For example, the A of an oboe has a frequency of 440 Hz*. The A one octave higher is at 880 Hz, a factor of 2. If we took instead a series of notes of frequency f, then we could find a series of consonant notes at f:2f:3f. But now, remembering that octaves are separated by a factor of 2 and that they ‘sound good’ together, this will mean that the ratio of frequencies f:1.5f:2f will also sound good. This set of frequencies just happens to coincide with the C-G-C’ chord that forms the basis of many guitar based pieces of music. As you continue looking at these simple number ratios you can start to build a set of notes that eventually forms a scale.

Blue plaque Foley St

The artist Fuseli once lived diagonally opposite Kin Cafe. J. James notes that Fuseli was part of the artistic revolution that was paralleled by Beethoven and the Romantics in the musical sphere**.
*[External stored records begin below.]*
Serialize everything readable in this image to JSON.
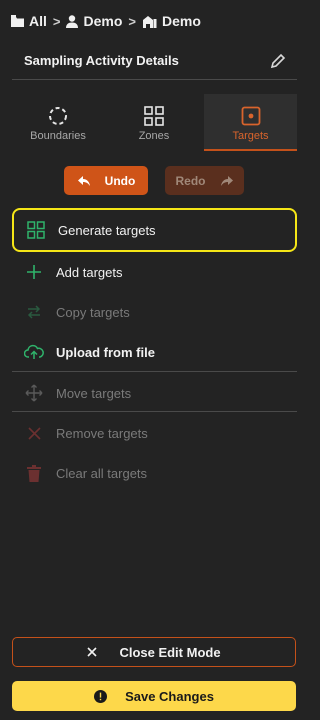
{
  "breadcrumb": {
    "items": [
      {
        "label": "All",
        "icon": "folder-icon"
      },
      {
        "label": "Demo",
        "icon": "person-icon"
      },
      {
        "label": "Demo",
        "icon": "farm-icon"
      }
    ],
    "separator": ">"
  },
  "header": {
    "title": "Sampling Activity Details",
    "edit_icon": "pencil-icon"
  },
  "tabs": [
    {
      "label": "Boundaries",
      "icon": "boundary-icon",
      "active": false
    },
    {
      "label": "Zones",
      "icon": "zones-grid-icon",
      "active": false
    },
    {
      "label": "Targets",
      "icon": "target-icon",
      "active": true
    }
  ],
  "history": {
    "undo_label": "Undo",
    "redo_label": "Redo",
    "undo_icon": "undo-arrow-icon",
    "redo_icon": "redo-arrow-icon"
  },
  "actions": [
    {
      "label": "Generate targets",
      "icon": "grid-icon",
      "enabled": true,
      "highlighted": true
    },
    {
      "label": "Add targets",
      "icon": "plus-icon",
      "enabled": true
    },
    {
      "label": "Copy targets",
      "icon": "swap-arrows-icon",
      "enabled": false
    },
    {
      "label": "Upload from file",
      "icon": "cloud-upload-icon",
      "enabled": true
    },
    {
      "label": "Move targets",
      "icon": "move-icon",
      "enabled": false
    },
    {
      "label": "Remove targets",
      "icon": "x-icon",
      "enabled": false
    },
    {
      "label": "Clear all targets",
      "icon": "trash-icon",
      "enabled": false
    }
  ],
  "footer": {
    "close_label": "Close Edit Mode",
    "save_label": "Save Changes",
    "close_icon": "close-icon",
    "save_icon": "alert-circle-icon"
  },
  "colors": {
    "accent": "#cf5418",
    "green": "#2fb36b",
    "save": "#fdd84a",
    "highlight": "#f5e617"
  }
}
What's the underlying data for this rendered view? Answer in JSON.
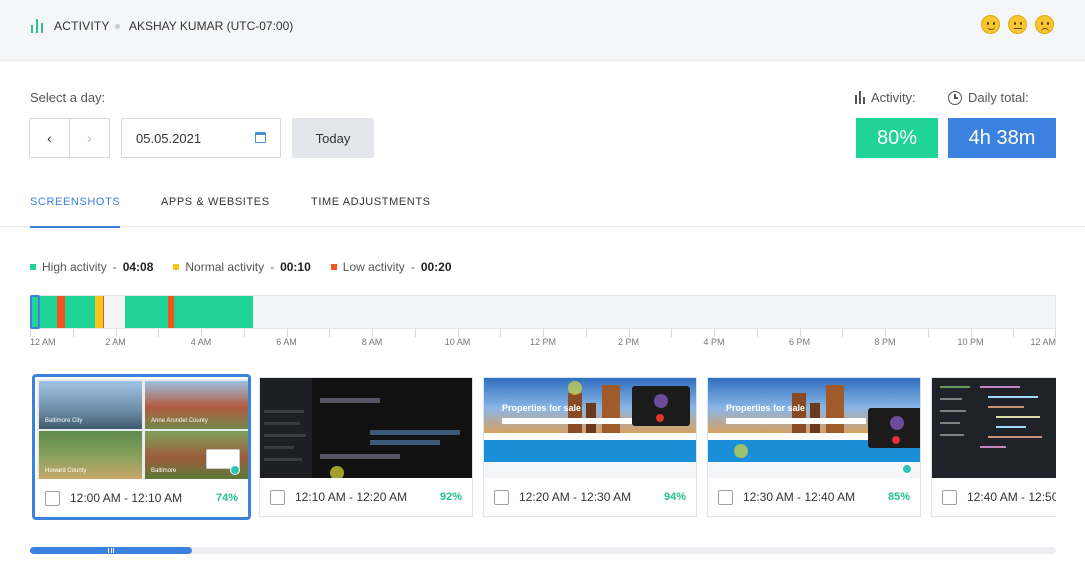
{
  "header": {
    "section": "ACTIVITY",
    "user": "AKSHAY KUMAR (UTC-07:00)",
    "icons": [
      "activity-bars-icon",
      "happy-face-icon",
      "neutral-face-icon",
      "sad-face-icon"
    ]
  },
  "day_selector": {
    "label": "Select a day:",
    "prev": "‹",
    "next": "›",
    "date": "05.05.2021",
    "today": "Today"
  },
  "stats": {
    "activity_label": "Activity:",
    "activity_value": "80%",
    "daily_label": "Daily total:",
    "daily_value": "4h 38m"
  },
  "tabs": [
    "SCREENSHOTS",
    "APPS & WEBSITES",
    "TIME ADJUSTMENTS"
  ],
  "active_tab": "SCREENSHOTS",
  "legend": [
    {
      "label": "High activity",
      "time": "04:08",
      "color": "#20d497"
    },
    {
      "label": "Normal activity",
      "time": "00:10",
      "color": "#f5c518"
    },
    {
      "label": "Low activity",
      "time": "00:20",
      "color": "#f0551e"
    }
  ],
  "timeline": {
    "range_hours": 24,
    "segments": [
      {
        "from": 0.0,
        "to": 0.6,
        "level": "high"
      },
      {
        "from": 0.6,
        "to": 0.8,
        "level": "low"
      },
      {
        "from": 0.8,
        "to": 1.5,
        "level": "high"
      },
      {
        "from": 1.5,
        "to": 1.68,
        "level": "normal"
      },
      {
        "from": 1.68,
        "to": 1.72,
        "level": "low"
      },
      {
        "from": 2.2,
        "to": 3.2,
        "level": "high"
      },
      {
        "from": 3.2,
        "to": 3.35,
        "level": "low"
      },
      {
        "from": 3.35,
        "to": 5.2,
        "level": "high"
      }
    ],
    "labels": [
      "12 AM",
      "2 AM",
      "4 AM",
      "6 AM",
      "8 AM",
      "10 AM",
      "12 PM",
      "2 PM",
      "4 PM",
      "6 PM",
      "8 PM",
      "10 PM",
      "12 AM"
    ]
  },
  "screenshots": [
    {
      "range": "12:00 AM - 12:10 AM",
      "activity": "74%",
      "selected": true,
      "captions": [
        "Baltimore City",
        "Anne Arundel County",
        "Howard County",
        "Baltimore"
      ]
    },
    {
      "range": "12:10 AM - 12:20 AM",
      "activity": "92%",
      "selected": false
    },
    {
      "range": "12:20 AM - 12:30 AM",
      "activity": "94%",
      "selected": false,
      "hero": "Properties for sale"
    },
    {
      "range": "12:30 AM - 12:40 AM",
      "activity": "85%",
      "selected": false,
      "hero": "Properties for sale"
    },
    {
      "range": "12:40 AM - 12:50",
      "activity": "",
      "selected": false
    }
  ],
  "scroll": {
    "position": 0.0
  }
}
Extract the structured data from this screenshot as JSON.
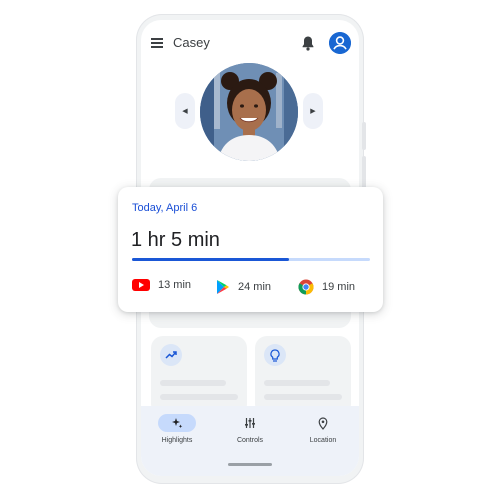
{
  "header": {
    "child_name": "Casey"
  },
  "usage_card": {
    "date": "Today, April 6",
    "total_time": "1 hr 5 min",
    "progress_fraction": 0.66,
    "apps": [
      {
        "icon": "youtube-icon",
        "time": "13 min"
      },
      {
        "icon": "google-play-icon",
        "time": "24 min"
      },
      {
        "icon": "chrome-icon",
        "time": "19 min"
      }
    ]
  },
  "tiles": [
    {
      "icon": "trending-up-icon"
    },
    {
      "icon": "lightbulb-icon"
    }
  ],
  "bottom_nav": {
    "items": [
      {
        "label": "Highlights",
        "icon": "sparkle-icon",
        "active": true
      },
      {
        "label": "Controls",
        "icon": "sliders-icon",
        "active": false
      },
      {
        "label": "Location",
        "icon": "location-pin-icon",
        "active": false
      }
    ]
  },
  "colors": {
    "accent_blue": "#1a57d6",
    "progress_track": "#c6dafc",
    "youtube_red": "#ff0000"
  }
}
But the links go deeper than this. In the same book “Music and Mathematics”, JV Field wrote “..in Ancient, medieval and Renaissance times, to claim that the order of the universe was ‘musical’ was to claim that it was expressible in terms of mathematics.” Indeed, Kepler looked for these musical harmonies in the maths of the planetary system. Although he found no ‘harmonies’ in the ratio of the periods of the planets then known, he did find musical scales in the ratios of the speeds of the planets (measured when they were closest to the Sun, at the perihelion, and furthest from the Sun, at the aphelion). Other simple number ratios can be found when we look to different regions of the Solar System. The periods of three of the Galilean moons of Jupiter for example have the ratio 1:2:4 (Io:Europa:Ganymede). While we would no longer describe these patterns as reflecting the harmony of the Universe (see here instead for current understanding), perhaps we ought to ponder the next sentence that Field wrote in the chapter on Musical Cosmology:

We still believe [that the universe is expressible in terms of mathematics] now. Indeed, mathematical cosmology has proved so powerful that it is perhaps difficult to take a sufficiently cold hard look at the metaphysical basis on which it rests. On the other hand, the explicitly musical cosmologies derived more directly from the Ancient tradition seem sufficiently fantastic to invite instant questioning of their underlying metaphysics…

One to consider next time you happen to wander into Kin Cafe, or another café playing such mathematical composers as Beethoven.

Kin Cafe can be found at 22 Foley St, W1W 6DT

*Music and Mathematics, Edited by J. Fauvel, R. Flood, R. Wilson, Oxford University Press (2003)

** The Music of the Spheres, J. James, Copernicus (Springer-Verlag), (1993)

Lastly, a video of Wilhelm Kempff playing Beethoven’s Moonlight Sonata. I would really recommend playing it twice, the first time to listen only, the second to watch while Kempff plays. His performance is fascinating.